[Opening RECORDS FOR THIS EXERCISE section]

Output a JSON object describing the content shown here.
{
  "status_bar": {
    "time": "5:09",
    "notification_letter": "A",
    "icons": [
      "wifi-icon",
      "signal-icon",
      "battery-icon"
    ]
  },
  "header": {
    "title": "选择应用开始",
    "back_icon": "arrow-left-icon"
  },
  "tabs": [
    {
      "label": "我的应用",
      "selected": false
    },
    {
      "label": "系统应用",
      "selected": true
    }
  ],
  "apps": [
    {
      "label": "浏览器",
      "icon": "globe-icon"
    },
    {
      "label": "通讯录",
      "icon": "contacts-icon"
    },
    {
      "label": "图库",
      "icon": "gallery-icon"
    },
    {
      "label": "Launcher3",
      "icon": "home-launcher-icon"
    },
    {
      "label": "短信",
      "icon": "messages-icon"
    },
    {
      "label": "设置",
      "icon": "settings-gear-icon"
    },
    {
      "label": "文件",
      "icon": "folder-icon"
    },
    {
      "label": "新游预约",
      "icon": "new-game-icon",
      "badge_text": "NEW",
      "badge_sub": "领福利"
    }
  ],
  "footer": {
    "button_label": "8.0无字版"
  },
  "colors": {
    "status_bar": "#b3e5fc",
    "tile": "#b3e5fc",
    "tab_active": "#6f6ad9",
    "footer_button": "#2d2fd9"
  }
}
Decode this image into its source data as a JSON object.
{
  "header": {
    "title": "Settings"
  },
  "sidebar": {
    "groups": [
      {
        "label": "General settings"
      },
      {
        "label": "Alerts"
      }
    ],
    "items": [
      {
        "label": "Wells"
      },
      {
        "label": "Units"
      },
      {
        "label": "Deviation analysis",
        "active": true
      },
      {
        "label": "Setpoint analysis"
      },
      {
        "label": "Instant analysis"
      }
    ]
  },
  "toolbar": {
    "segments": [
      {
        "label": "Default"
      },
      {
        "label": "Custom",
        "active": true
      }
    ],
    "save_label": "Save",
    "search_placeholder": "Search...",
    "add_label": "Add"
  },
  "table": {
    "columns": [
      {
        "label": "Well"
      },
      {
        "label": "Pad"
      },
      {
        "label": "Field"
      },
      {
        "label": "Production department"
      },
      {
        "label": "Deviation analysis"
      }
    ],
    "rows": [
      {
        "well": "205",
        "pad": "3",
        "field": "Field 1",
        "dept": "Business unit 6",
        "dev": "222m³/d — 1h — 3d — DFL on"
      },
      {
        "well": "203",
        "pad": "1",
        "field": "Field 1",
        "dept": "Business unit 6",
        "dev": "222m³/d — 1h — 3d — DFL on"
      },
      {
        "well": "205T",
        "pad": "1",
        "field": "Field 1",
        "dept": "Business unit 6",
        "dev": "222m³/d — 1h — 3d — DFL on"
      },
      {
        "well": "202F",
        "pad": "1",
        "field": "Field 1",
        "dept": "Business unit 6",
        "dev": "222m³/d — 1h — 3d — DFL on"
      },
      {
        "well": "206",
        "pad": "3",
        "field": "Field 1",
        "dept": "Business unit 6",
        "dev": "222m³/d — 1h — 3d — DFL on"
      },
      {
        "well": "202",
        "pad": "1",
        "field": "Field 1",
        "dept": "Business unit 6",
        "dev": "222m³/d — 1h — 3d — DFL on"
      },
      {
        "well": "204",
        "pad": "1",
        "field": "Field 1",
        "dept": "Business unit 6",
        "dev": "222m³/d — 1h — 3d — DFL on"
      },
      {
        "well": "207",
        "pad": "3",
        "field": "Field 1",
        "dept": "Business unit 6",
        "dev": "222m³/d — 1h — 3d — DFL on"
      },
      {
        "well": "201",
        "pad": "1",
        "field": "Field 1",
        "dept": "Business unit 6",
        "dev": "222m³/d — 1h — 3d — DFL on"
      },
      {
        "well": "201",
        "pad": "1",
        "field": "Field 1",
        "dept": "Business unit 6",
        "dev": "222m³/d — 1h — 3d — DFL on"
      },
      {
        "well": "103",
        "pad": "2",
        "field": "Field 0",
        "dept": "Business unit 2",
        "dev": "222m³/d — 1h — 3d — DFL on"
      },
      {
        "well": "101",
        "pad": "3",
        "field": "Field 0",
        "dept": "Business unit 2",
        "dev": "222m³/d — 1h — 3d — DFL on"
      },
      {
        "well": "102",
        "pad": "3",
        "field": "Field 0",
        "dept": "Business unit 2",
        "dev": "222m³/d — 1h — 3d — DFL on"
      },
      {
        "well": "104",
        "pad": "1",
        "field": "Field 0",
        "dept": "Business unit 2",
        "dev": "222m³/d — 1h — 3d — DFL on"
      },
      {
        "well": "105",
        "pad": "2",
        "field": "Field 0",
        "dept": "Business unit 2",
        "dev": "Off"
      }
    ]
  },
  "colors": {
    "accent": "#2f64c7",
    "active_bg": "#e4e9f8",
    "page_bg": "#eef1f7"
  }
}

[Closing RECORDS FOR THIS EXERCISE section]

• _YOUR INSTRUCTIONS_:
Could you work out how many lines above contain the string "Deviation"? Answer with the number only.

• _WRITTEN RESPONSE_:
2